## What the task requires
In the entries below, find every line holding the string "this" and collect it.

## Records from a data source
- - - - -

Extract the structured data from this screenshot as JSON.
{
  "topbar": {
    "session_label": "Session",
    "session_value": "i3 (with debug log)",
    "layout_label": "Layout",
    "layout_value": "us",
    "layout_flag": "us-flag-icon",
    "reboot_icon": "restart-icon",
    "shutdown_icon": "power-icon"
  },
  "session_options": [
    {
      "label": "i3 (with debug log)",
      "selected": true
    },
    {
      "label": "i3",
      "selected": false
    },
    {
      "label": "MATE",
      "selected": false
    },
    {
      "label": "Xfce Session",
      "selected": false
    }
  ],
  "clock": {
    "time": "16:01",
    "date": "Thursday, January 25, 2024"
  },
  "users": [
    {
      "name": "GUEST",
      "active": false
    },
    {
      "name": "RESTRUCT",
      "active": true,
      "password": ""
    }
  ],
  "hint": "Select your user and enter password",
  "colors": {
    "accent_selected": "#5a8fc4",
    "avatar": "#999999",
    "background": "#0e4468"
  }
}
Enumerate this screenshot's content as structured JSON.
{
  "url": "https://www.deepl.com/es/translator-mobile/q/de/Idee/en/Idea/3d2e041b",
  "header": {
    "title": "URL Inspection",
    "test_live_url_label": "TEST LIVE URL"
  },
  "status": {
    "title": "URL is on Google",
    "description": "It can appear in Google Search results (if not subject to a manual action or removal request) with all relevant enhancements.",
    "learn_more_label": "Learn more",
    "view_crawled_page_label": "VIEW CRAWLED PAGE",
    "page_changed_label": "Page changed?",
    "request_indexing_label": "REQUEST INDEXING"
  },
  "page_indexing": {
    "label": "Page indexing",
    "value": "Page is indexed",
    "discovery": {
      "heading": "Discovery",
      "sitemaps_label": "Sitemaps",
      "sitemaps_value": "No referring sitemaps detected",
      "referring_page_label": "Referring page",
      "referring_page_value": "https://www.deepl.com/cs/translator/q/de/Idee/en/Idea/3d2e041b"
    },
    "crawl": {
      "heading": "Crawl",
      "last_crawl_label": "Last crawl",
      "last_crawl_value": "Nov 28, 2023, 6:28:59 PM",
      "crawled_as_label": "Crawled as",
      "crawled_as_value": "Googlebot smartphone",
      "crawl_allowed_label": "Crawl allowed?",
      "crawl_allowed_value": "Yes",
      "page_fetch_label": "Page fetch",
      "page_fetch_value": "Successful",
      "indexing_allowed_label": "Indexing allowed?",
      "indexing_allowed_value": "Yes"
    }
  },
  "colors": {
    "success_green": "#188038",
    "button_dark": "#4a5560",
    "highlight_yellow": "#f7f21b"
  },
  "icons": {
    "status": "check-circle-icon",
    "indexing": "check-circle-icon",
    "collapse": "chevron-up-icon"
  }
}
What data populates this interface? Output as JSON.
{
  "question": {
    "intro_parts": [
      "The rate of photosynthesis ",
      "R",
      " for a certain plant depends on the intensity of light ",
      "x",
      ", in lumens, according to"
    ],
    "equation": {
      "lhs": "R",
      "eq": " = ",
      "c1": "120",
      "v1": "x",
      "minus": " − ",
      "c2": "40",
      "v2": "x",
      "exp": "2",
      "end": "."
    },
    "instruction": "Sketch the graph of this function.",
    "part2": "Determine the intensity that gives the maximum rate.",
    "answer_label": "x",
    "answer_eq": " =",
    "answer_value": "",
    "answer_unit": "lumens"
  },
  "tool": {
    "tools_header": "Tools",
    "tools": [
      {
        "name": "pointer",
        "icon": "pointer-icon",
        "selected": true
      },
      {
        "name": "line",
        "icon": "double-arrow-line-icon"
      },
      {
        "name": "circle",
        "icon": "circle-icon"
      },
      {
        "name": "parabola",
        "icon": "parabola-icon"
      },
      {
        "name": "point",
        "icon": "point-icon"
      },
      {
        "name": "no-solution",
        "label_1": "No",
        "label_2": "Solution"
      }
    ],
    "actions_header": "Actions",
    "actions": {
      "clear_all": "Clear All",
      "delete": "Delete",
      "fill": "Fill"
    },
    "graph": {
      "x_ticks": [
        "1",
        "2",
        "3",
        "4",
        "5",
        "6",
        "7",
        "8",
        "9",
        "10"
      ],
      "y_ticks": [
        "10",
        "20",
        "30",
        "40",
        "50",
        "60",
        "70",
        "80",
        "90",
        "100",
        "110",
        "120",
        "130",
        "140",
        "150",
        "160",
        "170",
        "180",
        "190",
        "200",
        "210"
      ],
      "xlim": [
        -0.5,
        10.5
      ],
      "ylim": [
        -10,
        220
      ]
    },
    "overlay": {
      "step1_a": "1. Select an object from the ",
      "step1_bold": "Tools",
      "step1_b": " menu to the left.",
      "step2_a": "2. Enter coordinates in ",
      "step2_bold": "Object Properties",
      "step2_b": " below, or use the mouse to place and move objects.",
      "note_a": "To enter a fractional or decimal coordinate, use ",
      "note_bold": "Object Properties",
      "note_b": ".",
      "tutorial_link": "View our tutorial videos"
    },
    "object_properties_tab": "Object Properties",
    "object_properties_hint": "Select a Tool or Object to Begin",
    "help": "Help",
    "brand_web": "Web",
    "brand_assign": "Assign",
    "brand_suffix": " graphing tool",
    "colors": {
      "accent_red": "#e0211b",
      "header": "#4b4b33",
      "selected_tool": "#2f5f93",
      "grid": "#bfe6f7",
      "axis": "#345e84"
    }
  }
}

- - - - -

## Written response
Extract the structured data from this screenshot as JSON.
Enumerate this screenshot's content as structured JSON.
What data populates this interface? Output as JSON.
    "instruction": "Sketch the graph of this function.",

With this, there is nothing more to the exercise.